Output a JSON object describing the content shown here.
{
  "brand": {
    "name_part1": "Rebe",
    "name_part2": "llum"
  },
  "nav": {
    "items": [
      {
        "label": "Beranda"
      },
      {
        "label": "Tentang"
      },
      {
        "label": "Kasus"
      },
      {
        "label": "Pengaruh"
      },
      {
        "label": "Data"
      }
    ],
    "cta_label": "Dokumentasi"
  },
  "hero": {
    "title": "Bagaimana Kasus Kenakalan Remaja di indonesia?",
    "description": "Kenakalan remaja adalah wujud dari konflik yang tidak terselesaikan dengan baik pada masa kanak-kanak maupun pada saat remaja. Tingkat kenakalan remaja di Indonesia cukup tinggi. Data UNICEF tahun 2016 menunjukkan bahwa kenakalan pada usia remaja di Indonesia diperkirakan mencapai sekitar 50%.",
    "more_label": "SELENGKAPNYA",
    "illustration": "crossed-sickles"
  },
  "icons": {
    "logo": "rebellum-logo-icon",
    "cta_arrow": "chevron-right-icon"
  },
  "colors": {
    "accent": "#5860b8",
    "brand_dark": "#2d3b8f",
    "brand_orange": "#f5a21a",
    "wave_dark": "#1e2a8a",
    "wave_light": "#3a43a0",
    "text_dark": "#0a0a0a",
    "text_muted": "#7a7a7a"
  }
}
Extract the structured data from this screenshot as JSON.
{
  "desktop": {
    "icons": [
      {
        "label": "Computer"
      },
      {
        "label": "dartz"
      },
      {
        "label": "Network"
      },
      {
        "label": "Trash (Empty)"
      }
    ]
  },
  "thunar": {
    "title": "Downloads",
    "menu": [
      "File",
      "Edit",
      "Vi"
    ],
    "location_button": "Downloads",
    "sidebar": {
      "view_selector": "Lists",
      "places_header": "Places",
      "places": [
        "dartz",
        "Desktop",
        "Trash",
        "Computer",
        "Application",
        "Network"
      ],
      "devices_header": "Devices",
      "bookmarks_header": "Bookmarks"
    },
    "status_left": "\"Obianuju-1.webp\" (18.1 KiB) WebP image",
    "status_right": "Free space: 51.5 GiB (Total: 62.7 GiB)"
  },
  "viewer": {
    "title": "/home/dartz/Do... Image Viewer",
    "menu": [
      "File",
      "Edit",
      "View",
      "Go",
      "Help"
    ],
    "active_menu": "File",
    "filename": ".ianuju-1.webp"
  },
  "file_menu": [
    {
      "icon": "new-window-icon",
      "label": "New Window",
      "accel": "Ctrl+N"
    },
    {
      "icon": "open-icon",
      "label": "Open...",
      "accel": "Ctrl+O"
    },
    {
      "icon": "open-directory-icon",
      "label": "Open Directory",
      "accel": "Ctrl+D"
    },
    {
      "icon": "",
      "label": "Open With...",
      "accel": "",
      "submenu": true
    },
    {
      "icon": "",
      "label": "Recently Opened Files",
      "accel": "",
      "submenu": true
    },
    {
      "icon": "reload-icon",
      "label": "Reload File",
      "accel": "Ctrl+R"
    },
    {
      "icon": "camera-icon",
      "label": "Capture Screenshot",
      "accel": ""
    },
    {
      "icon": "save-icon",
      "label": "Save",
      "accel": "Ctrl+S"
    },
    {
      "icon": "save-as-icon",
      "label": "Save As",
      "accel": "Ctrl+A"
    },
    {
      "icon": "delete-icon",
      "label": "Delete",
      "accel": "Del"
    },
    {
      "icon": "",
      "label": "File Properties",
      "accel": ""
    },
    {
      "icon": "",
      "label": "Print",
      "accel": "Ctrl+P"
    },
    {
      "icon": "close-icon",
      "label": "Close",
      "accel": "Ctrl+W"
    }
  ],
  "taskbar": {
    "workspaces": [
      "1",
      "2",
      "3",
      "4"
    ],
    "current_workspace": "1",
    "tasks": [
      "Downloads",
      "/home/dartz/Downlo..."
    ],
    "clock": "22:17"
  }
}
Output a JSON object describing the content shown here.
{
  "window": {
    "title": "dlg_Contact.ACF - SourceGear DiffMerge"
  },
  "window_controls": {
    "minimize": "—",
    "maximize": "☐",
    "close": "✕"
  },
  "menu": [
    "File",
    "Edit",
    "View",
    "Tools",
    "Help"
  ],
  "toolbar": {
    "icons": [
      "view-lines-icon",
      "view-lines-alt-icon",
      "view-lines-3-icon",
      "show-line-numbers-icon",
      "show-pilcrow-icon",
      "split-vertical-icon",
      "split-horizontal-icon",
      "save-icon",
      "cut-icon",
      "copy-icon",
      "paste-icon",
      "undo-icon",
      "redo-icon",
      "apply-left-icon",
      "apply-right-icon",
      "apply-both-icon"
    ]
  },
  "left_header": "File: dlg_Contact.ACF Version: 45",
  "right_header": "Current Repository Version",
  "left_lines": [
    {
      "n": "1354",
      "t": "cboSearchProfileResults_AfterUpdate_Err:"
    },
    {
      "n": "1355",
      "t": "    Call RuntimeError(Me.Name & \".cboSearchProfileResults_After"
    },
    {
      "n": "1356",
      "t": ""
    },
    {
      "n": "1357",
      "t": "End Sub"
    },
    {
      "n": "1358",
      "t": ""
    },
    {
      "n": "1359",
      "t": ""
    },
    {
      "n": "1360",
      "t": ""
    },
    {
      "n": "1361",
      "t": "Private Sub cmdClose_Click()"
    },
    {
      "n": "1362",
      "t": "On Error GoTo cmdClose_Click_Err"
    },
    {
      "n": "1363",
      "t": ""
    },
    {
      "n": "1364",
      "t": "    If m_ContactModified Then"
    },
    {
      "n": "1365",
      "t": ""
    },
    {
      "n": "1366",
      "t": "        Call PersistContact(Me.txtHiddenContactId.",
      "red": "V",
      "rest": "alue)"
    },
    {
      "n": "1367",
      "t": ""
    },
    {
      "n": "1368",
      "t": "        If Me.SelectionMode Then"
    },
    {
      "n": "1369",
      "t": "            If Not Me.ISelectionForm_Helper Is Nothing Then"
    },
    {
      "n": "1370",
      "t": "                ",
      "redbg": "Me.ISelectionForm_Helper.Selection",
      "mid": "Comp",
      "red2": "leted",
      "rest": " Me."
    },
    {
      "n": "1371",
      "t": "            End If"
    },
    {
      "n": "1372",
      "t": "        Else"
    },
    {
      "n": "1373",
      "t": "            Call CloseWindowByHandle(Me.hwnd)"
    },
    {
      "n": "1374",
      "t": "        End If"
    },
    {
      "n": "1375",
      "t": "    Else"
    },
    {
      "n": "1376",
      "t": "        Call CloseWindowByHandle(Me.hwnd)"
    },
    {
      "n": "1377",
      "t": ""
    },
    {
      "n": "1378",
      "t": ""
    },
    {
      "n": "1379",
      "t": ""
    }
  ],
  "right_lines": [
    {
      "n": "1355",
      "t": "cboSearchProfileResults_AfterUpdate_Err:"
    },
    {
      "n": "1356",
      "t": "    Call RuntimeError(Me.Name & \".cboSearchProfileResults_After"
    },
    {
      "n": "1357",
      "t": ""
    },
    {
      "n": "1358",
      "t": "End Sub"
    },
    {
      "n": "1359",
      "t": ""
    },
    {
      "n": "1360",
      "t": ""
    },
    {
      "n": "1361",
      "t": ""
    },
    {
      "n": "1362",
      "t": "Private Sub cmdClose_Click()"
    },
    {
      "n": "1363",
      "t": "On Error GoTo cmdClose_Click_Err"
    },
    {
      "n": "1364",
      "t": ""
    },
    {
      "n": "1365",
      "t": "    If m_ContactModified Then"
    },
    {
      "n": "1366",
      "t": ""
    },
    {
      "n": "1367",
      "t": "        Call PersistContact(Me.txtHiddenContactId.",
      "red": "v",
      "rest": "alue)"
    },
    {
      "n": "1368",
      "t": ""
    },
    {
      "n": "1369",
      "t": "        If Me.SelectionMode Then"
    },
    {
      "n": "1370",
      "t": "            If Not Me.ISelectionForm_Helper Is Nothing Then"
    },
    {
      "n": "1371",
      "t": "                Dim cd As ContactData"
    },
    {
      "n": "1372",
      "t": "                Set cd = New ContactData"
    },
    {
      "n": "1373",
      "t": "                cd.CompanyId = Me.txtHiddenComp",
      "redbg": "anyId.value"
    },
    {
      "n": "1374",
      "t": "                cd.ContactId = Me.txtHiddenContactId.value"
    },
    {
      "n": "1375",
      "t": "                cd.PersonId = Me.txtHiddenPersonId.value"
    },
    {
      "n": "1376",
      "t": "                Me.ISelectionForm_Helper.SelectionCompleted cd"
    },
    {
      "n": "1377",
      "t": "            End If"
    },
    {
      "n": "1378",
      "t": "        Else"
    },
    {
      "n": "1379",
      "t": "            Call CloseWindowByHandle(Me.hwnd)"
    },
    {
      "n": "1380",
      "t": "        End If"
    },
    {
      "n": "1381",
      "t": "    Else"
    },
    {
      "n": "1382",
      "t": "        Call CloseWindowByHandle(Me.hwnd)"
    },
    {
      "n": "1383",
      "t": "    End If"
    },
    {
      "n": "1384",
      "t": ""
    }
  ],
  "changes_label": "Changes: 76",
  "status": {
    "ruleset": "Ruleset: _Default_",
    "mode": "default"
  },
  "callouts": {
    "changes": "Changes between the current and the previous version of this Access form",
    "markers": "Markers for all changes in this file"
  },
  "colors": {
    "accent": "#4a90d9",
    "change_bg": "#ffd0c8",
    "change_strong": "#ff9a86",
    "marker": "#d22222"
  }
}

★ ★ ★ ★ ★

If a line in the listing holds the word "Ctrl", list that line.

- [Exercise output]
      "accel": "Ctrl+N"
      "accel": "Ctrl+O"
      "accel": "Ctrl+D"
      "accel": "Ctrl+R"
      "accel": "Ctrl+S"
      "accel": "Ctrl+A"
      "accel": "Ctrl+P"
      "accel": "Ctrl+W"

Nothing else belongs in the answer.